Dataset excerpts section start

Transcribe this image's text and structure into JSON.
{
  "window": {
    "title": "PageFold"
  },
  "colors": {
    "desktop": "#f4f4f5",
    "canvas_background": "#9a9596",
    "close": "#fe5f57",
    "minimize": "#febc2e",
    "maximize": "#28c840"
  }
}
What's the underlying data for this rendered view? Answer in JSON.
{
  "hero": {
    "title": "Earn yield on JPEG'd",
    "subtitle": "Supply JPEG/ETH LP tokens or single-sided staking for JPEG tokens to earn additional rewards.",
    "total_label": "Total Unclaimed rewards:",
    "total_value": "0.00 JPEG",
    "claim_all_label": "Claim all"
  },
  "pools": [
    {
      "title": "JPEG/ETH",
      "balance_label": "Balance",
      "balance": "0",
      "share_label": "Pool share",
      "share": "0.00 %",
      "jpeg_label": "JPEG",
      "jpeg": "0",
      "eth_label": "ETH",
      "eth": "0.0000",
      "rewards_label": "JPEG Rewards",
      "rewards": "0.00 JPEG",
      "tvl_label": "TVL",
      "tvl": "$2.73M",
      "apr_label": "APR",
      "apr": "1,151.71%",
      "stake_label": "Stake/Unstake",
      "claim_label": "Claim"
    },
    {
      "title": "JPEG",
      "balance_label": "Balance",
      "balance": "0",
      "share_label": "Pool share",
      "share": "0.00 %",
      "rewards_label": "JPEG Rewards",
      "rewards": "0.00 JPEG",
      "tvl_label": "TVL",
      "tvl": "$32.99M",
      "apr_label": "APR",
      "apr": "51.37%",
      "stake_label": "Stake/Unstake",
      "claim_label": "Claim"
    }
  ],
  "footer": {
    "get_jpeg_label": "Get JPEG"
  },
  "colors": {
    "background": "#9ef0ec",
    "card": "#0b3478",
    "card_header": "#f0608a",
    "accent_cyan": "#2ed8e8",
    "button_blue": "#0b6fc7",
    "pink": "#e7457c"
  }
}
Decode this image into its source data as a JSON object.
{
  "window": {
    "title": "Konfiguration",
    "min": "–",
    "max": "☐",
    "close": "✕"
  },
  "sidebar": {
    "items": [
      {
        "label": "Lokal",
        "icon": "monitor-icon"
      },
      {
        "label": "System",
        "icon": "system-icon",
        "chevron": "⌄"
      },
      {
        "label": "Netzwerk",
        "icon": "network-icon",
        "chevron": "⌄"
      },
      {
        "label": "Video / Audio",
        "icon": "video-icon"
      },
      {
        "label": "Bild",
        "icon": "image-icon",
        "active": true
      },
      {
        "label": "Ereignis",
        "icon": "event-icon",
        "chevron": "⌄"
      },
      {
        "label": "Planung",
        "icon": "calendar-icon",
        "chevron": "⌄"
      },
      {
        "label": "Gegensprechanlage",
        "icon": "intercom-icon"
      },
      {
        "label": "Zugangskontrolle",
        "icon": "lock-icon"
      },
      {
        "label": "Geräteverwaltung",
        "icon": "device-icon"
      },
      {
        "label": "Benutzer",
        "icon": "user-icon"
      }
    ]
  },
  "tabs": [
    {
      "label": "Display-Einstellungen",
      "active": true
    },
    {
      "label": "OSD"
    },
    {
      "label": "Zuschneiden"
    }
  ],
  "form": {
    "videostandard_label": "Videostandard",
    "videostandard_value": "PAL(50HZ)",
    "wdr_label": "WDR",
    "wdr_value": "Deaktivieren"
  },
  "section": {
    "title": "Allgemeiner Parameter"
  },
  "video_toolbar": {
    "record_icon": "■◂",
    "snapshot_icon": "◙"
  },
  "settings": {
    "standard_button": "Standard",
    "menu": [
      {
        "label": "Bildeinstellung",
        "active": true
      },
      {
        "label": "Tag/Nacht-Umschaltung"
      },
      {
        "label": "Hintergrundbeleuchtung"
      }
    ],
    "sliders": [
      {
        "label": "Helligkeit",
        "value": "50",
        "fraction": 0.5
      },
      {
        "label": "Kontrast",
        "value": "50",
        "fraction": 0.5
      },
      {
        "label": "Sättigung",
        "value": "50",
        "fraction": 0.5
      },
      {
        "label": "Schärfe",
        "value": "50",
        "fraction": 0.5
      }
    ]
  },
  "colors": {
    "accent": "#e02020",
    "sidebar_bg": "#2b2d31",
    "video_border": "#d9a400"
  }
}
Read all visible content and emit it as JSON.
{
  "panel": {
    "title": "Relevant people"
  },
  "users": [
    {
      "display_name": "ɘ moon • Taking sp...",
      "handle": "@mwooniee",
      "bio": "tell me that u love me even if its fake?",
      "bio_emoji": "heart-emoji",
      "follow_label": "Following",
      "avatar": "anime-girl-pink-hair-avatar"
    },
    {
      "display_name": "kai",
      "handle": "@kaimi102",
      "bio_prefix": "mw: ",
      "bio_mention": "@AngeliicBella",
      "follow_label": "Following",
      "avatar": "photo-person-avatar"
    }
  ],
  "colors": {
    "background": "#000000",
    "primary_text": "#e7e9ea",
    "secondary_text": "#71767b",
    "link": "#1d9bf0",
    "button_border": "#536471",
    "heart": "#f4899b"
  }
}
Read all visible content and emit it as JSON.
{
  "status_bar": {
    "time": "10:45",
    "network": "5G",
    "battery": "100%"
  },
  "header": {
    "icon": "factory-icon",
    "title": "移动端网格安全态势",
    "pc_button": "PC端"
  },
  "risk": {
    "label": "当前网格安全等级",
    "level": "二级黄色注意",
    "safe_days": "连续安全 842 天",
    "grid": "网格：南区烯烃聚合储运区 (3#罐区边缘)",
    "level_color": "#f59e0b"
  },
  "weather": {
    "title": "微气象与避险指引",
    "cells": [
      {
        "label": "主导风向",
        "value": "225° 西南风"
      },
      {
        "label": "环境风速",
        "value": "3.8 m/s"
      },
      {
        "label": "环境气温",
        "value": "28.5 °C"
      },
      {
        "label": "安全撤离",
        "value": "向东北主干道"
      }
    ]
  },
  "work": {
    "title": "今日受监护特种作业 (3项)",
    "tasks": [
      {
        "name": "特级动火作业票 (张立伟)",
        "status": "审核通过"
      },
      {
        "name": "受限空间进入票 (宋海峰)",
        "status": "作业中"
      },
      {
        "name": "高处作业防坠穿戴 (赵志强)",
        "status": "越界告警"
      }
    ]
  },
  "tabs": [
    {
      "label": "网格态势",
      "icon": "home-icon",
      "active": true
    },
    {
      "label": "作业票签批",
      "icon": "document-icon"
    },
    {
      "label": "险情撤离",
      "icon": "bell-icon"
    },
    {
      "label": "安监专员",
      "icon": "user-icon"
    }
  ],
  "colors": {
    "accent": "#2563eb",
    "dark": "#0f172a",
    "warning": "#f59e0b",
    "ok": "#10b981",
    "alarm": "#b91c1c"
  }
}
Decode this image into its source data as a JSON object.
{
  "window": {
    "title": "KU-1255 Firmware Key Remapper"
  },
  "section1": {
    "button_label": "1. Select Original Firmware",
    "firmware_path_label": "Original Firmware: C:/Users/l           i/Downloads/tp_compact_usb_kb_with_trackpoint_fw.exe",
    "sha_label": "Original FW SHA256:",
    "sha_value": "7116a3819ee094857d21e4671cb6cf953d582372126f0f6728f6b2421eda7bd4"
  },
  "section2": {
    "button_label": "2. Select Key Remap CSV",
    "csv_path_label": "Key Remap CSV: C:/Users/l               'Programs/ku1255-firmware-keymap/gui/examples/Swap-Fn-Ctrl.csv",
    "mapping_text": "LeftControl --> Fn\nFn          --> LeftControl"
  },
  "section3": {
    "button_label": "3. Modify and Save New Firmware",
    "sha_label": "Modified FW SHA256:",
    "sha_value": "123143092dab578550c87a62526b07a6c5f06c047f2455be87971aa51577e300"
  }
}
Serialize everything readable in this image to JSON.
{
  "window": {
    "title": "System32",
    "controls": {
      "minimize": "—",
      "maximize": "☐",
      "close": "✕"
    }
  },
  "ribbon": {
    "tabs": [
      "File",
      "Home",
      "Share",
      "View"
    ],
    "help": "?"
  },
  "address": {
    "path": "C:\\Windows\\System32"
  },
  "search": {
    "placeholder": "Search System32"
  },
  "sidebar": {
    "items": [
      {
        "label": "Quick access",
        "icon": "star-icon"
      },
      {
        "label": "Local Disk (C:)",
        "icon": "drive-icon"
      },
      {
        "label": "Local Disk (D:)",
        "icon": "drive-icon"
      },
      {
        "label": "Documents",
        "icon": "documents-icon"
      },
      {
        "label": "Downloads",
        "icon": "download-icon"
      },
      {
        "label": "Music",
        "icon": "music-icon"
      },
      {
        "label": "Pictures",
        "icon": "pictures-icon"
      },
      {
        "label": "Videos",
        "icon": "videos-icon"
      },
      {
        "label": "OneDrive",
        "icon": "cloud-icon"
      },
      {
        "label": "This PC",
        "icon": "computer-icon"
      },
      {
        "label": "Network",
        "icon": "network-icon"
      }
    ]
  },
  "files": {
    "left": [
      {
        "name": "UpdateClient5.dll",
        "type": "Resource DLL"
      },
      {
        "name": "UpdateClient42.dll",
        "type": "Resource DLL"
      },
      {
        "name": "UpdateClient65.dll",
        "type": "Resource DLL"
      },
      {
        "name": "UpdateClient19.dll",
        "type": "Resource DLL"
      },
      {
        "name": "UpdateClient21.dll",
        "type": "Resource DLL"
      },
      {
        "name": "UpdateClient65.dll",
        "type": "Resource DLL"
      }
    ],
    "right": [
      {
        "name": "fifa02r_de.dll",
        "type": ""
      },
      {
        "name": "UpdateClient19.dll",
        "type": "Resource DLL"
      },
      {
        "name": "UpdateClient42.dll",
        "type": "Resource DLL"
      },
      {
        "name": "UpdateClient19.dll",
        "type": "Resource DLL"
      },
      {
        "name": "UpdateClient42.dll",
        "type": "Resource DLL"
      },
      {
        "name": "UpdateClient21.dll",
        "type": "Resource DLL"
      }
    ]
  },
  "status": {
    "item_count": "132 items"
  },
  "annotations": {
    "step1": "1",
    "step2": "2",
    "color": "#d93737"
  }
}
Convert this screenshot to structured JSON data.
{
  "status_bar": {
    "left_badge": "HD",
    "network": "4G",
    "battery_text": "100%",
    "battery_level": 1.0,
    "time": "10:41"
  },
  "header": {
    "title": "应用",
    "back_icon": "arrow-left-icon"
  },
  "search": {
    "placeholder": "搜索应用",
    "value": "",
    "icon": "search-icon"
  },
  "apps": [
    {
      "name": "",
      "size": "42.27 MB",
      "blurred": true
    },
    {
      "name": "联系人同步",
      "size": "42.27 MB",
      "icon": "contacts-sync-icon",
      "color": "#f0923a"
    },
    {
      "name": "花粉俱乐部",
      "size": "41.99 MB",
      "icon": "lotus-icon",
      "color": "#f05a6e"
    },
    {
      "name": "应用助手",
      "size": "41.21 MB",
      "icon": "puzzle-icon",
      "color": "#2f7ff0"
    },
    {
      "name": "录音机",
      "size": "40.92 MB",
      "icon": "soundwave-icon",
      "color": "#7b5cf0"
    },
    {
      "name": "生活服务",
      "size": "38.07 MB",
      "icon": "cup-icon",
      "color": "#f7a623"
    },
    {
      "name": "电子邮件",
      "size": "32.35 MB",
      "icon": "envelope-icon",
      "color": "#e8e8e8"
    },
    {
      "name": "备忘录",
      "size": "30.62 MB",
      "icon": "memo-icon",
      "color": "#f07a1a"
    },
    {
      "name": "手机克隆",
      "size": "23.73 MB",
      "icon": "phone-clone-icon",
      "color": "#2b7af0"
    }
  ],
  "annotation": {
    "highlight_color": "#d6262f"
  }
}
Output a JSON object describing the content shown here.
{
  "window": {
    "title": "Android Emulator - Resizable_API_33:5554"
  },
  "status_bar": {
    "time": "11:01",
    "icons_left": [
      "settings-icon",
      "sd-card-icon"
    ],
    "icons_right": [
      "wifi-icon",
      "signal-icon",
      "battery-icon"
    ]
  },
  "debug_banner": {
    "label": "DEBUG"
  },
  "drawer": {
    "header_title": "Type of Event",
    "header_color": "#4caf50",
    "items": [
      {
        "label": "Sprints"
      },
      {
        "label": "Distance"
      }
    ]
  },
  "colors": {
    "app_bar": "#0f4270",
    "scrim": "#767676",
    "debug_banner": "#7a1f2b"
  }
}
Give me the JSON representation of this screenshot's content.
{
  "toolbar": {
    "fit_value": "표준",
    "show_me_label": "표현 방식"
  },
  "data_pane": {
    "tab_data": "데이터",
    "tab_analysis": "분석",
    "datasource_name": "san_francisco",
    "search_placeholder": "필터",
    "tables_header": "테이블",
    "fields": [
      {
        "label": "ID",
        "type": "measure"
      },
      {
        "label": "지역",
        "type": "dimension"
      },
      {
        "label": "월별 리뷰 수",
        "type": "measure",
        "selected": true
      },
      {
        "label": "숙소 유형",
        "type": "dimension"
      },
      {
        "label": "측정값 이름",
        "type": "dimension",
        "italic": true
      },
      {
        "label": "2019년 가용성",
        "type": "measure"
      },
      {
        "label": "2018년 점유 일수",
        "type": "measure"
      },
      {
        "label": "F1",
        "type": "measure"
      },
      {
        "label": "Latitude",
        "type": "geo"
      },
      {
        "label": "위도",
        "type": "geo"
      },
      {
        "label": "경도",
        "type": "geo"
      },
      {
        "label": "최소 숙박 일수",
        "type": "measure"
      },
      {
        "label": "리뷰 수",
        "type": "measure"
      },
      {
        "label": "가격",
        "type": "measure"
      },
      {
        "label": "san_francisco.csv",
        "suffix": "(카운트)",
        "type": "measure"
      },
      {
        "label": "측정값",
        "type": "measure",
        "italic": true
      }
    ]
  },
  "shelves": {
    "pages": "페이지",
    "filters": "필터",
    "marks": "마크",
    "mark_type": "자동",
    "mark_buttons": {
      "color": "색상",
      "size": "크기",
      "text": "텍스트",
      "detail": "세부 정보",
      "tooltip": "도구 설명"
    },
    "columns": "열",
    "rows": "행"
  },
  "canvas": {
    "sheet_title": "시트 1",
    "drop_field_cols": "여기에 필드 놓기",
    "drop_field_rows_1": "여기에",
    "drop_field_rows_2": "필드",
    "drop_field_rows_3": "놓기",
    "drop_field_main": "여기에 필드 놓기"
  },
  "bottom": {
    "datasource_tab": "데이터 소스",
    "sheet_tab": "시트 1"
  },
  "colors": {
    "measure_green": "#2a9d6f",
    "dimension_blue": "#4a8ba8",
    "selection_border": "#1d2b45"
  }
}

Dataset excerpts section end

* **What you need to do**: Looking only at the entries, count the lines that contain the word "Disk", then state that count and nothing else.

* **Task solution**: 2